(Adds NDRC confirmation, details, official comments)
* Gasoline down 4.6 pct, diesel down 4.8 pct from Wed
* China cuts prices by a combined 13 to 14 pct since May
* Squeezes refining margin; fuel demand lacklustre
By Judy Hua and Chen Aizhu
BEIJING, July 10 (Reuters) - China, the world’s second-largest user of fuel, will cut retail prices by around 5 percent from Wednesday, its third reduction in just over two months and a move that leaves refiners in the red but may lure consumers back to the pumps.
Oil demand in China, which still makes up nearly half of the incremental global total, posted its first yearly fall in at least three years in April and edged up just 0.8 percent in May as economic growth slowed.
With effect from Wednesday, the ceiling for gasoline retail prices will be lowered by 420 yuan ($65.9) a tonne and diesel price by 400 yuan, the National Development and Reform Commission said.
The latest cut would bring the reductions to a combined 13 to 14 percent since early May, which came off record highs of about $1.22 per litre for diesel and $1.17 for gasoline.
“Let’s hope for the demand to come back after this cut, so that our tanks won’t be that full,” said an official with a state refiner.
But industry officials were reluctant to predict that the cheaper fuel would spur an immediate rebound in consumption.
“There are few signs yet of a real power shortage this summer, the logistics sector is lackluster...It could mean the real economy is weaker than we thought?” said a fuel marketing official with top refiner Sinopec Corp.
The cut could also deal a blow to refiners such as China Petroleum and Chemical Corp (Sinopec Corp) and PetroChina , who are struggling to recoup crude costs amid a downward spiral in oil prices.
The much anticipated price cut has prompted some analysts to slash earnings outlooks for refining giant Sinopec.

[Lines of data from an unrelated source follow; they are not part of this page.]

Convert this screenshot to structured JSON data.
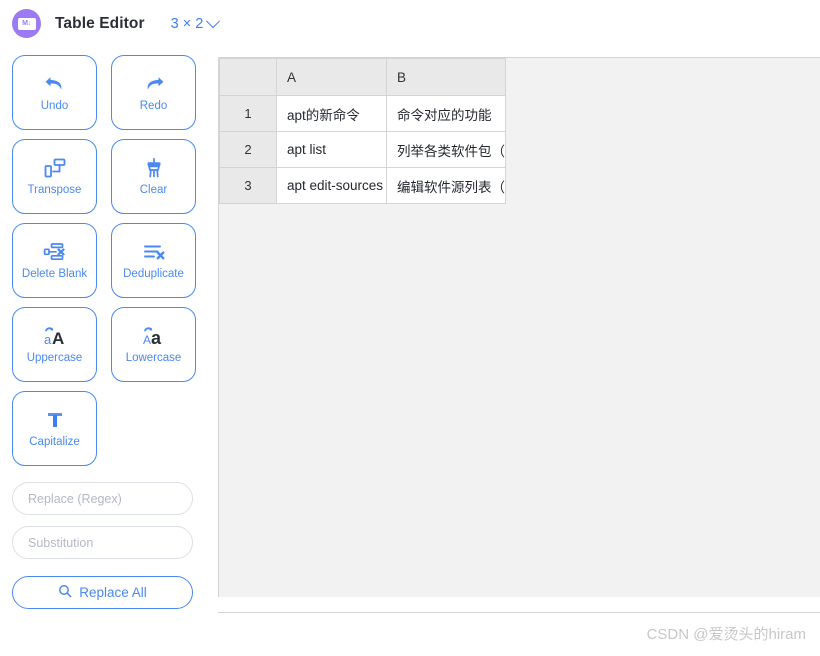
{
  "header": {
    "logo_icon": "markdown-logo-icon",
    "logo_text": "M↓",
    "title": "Table Editor",
    "dimensions_label": "3 × 2",
    "dropdown_icon": "chevron-down-icon"
  },
  "toolbar": {
    "buttons": [
      {
        "id": "undo",
        "label": "Undo",
        "icon": "undo-arrow-icon"
      },
      {
        "id": "redo",
        "label": "Redo",
        "icon": "redo-arrow-icon"
      },
      {
        "id": "transpose",
        "label": "Transpose",
        "icon": "transpose-icon"
      },
      {
        "id": "clear",
        "label": "Clear",
        "icon": "broom-icon"
      },
      {
        "id": "delete-blank",
        "label": "Delete Blank",
        "icon": "delete-blank-rows-icon"
      },
      {
        "id": "deduplicate",
        "label": "Deduplicate",
        "icon": "deduplicate-lines-icon"
      },
      {
        "id": "uppercase",
        "label": "Uppercase",
        "icon": "uppercase-aA-icon"
      },
      {
        "id": "lowercase",
        "label": "Lowercase",
        "icon": "lowercase-Aa-icon"
      },
      {
        "id": "capitalize",
        "label": "Capitalize",
        "icon": "capitalize-T-icon"
      }
    ],
    "replace_input": {
      "value": "",
      "placeholder": "Replace (Regex)"
    },
    "substitution_input": {
      "value": "",
      "placeholder": "Substitution"
    },
    "replace_all_button": {
      "label": "Replace All",
      "icon": "search-icon"
    }
  },
  "table": {
    "corner_label": "",
    "columns": [
      "A",
      "B"
    ],
    "rows": [
      {
        "number": "1",
        "cells": [
          "apt的新命令",
          "命令对应的功能"
        ]
      },
      {
        "number": "2",
        "cells": [
          "apt list",
          "列举各类软件包（"
        ]
      },
      {
        "number": "3",
        "cells": [
          "apt edit-sources",
          "编辑软件源列表（"
        ]
      }
    ]
  },
  "watermark": {
    "text": "CSDN @爱烫头的hiram"
  },
  "colors": {
    "accent_blue": "#4a88f2",
    "logo_purple": "#9b7af2",
    "panel_bg": "#f2f2f2",
    "header_cell_bg": "#e9e9e9",
    "border_gray": "#d4d4d4",
    "watermark_gray": "#c7c7c7"
  }
}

“With China likely to cut domestic fuel prices again next week, we have lowered our Sinopec profit estimates by 38 percent and 5 percent for 2012 and 2013 respectively to reflect worse-than-expected downstream performance in refining and petrochemicals,” Mirae Asset Securities analyst Gordon Kwan wrote last Friday.
Under China’s fuel pricing rules, the government would consider changing fuel prices if a weighted moving average price of three types of international crude oils rises or falls 4 percent, and the interval between two price changes will be at least 22 working days.

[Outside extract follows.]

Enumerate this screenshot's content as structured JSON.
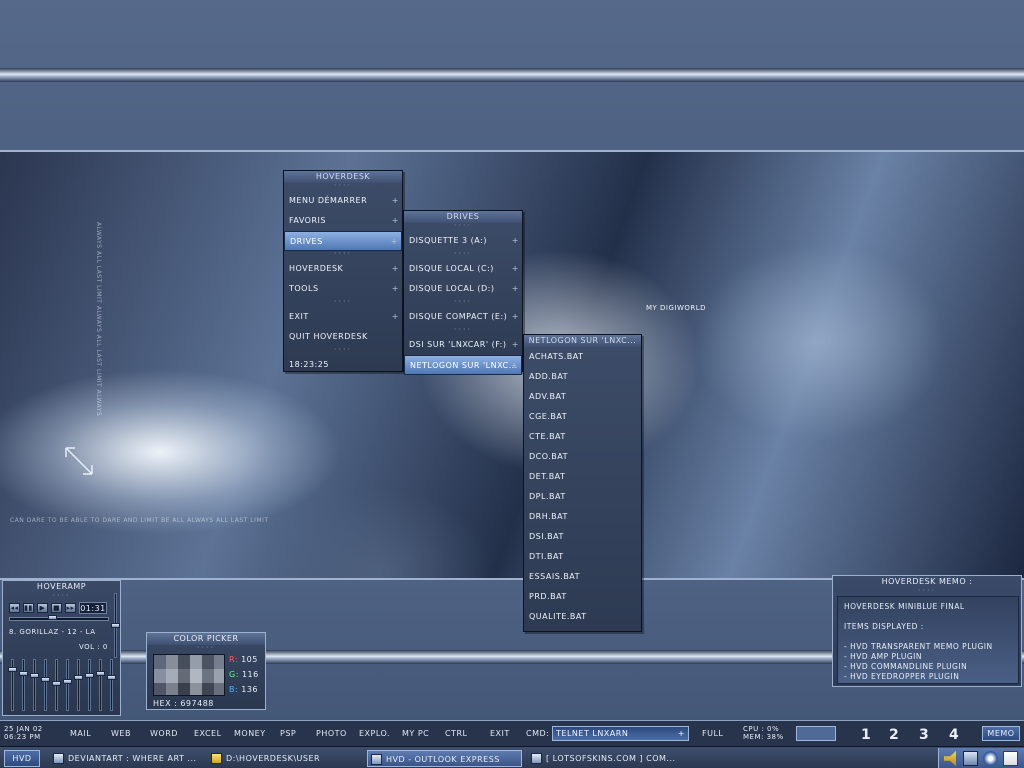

In addition, the government will take into account other factors such as inflation, supply and demand.
Fuel price cuts are usually on schedule but price hikes are often postponed or their scale reduced to ease inflation or ease the burden for consumers, leaving refiners to incur losses caused by insufficient hikes in fuel prices.
Beijing asked oil firms to use profits from their upstream businesses to make up for downstream refining losses.
China has been considering changes to the current fuel pricing scheme to better reflect refining costs, with plans to lower the trigger point, shorten the review period and change the composition of the basket of crudes governing pump prices.
A midpoint at which international oil prices are at a reasonable level and can meet the cost of domestic fuel production is a good time to launch the new scheme, an NDRC pricing official said on Monday. (Reporting by Judy Hua and Chen Aizhu;Editing by Clarence Fernandez)